In addition to the Rimington, Molk was a consensus first-team All-American, winner of the Big Ten's Rimington-Pace Offensive Linemen of the Year award and a first-team All-Big Ten—all from the 2011 season.
Molk started more than 40 games for the Wolverines and was a first-team all-conference selection again his junior year in 2010.
Although San Diego's center position has long been anchored by Nick Hardwick, he has been injury prone over the last few years, so Molk gives instant depth and stability at the position, ensuring quarterback Phillip Rivers can get the football.
STRENGTHS: Molk is strong and fast for his position and size—6-0, 300 pounds—and gets off th e line of scrimmage in a hurry. He's got great footwork and his skill set is impressive particularly in the passing game.

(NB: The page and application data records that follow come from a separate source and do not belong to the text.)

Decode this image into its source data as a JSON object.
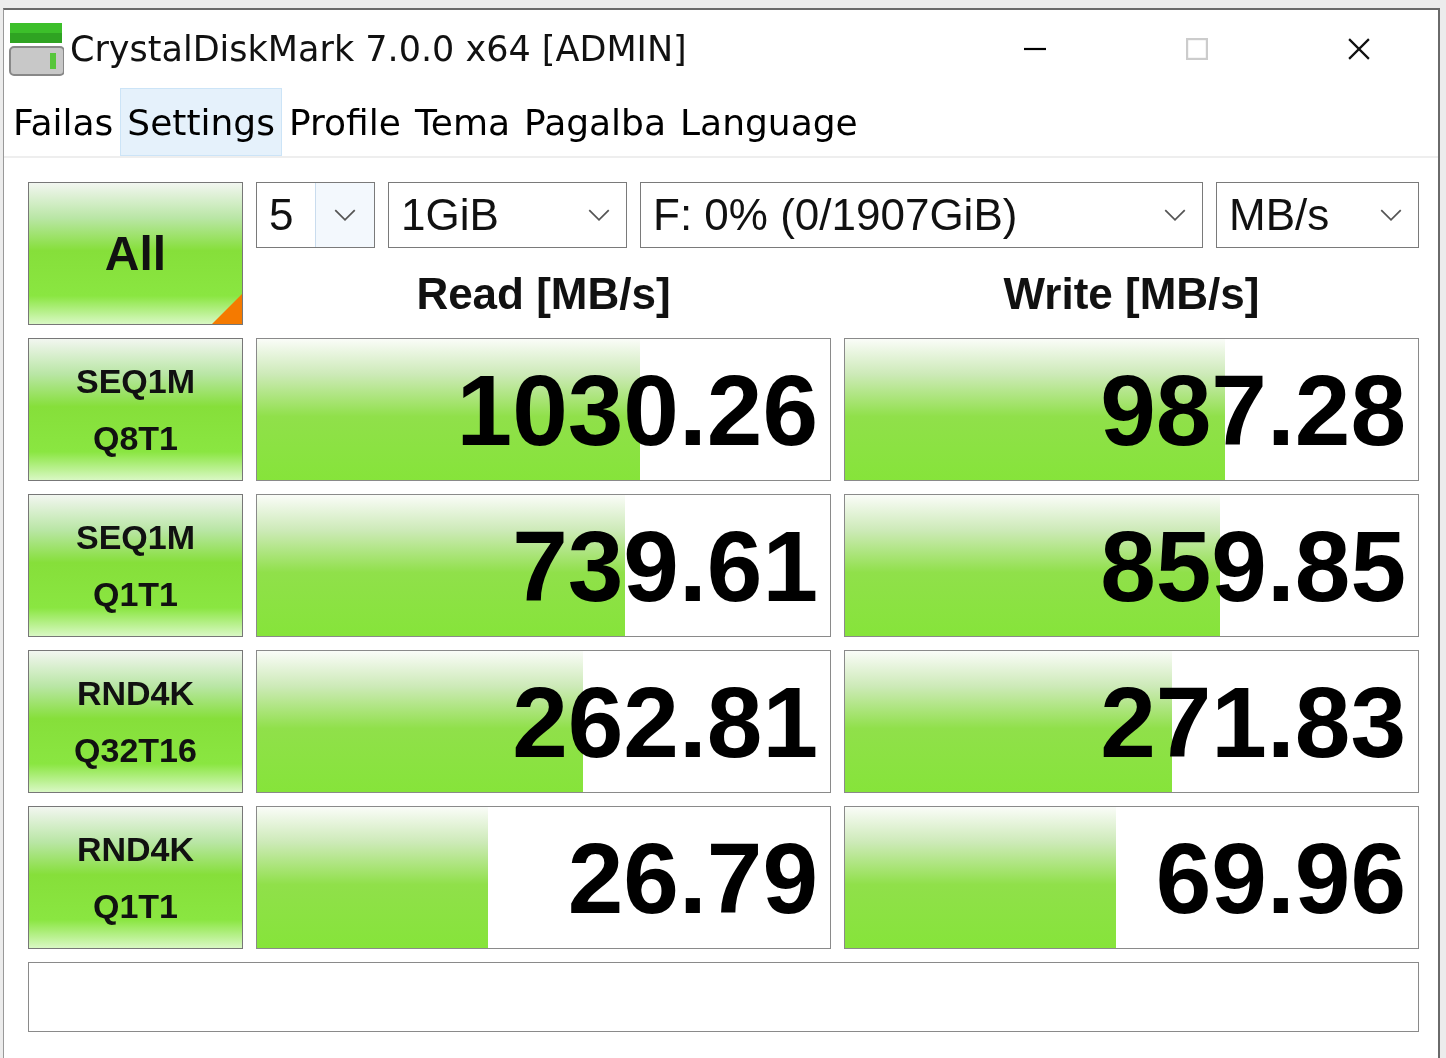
{
  "window": {
    "title": "CrystalDiskMark 7.0.0 x64 [ADMIN]"
  },
  "menu": [
    {
      "label": "Failas",
      "selected": false
    },
    {
      "label": "Settings",
      "selected": true
    },
    {
      "label": "Profile",
      "selected": false
    },
    {
      "label": "Tema",
      "selected": false
    },
    {
      "label": "Pagalba",
      "selected": false
    },
    {
      "label": "Language",
      "selected": false
    }
  ],
  "all_button": "All",
  "selectors": {
    "count": "5",
    "size": "1GiB",
    "drive": "F: 0% (0/1907GiB)",
    "unit": "MB/s"
  },
  "headers": {
    "read": "Read [MB/s]",
    "write": "Write [MB/s]"
  },
  "tests": [
    {
      "line1": "SEQ1M",
      "line2": "Q8T1",
      "read": {
        "value": "1030.26",
        "level": 0.668
      },
      "write": {
        "value": "987.28",
        "level": 0.664
      }
    },
    {
      "line1": "SEQ1M",
      "line2": "Q1T1",
      "read": {
        "value": "739.61",
        "level": 0.643
      },
      "write": {
        "value": "859.85",
        "level": 0.654
      }
    },
    {
      "line1": "RND4K",
      "line2": "Q32T16",
      "read": {
        "value": "262.81",
        "level": 0.569
      },
      "write": {
        "value": "271.83",
        "level": 0.57
      }
    },
    {
      "line1": "RND4K",
      "line2": "Q1T1",
      "read": {
        "value": "26.79",
        "level": 0.403
      },
      "write": {
        "value": "69.96",
        "level": 0.473
      }
    }
  ]
}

WEAKNESSES: Although he excels in pass protection, Molk's primary strike has been his run blocking. He's likely going to have to bulk up a little bit to handle big strong defensive linemen of the NFL, but there's no doubt the Chargers can get his strength up.
This guy is from a power conference and excelled in all aspects of his position while taking on big, strong, fast Big Ten defensive linemen enough to win the Rimington Trophy.
Even if Molk is merely an addition to add depth to the line at both center, and possibly guard positions, he's a steal in the seventh round, and continues a solid and smart draft for San Diego thus far.
San Diego kept its theme of smart, safe, sound NFL draft picks alive with its final pick of this year's selection by grabbing solid Michigan State running back Edwin Baker.
Baker ran for nearly 2,300 yards on 462 carries and 19 touchdowns during his Spartan career.
Earlier in his career, he was a first-team All-Big Ten selection after rushing for 92.4 yards per game in 2010.
STRENGTHS: Baker is a tough runner who likes to run inside, but is also patient enough to wait for the play to develop and quick enough to accelerate through the hole once it does. He's a better-than-average blocker.
WEAKNESSES: Might have to work on his strength and stamina to make an impact at the next level. Also, seemed to lose his competitive edge after being replaced as the starting running back.
This is nearly the last pick of the draft, so it's not a terrible spot to grab another running back for San Diego. It's a safe pick that could pay dividends if the Baker rediscovers the ability he had early in his Michigan State career.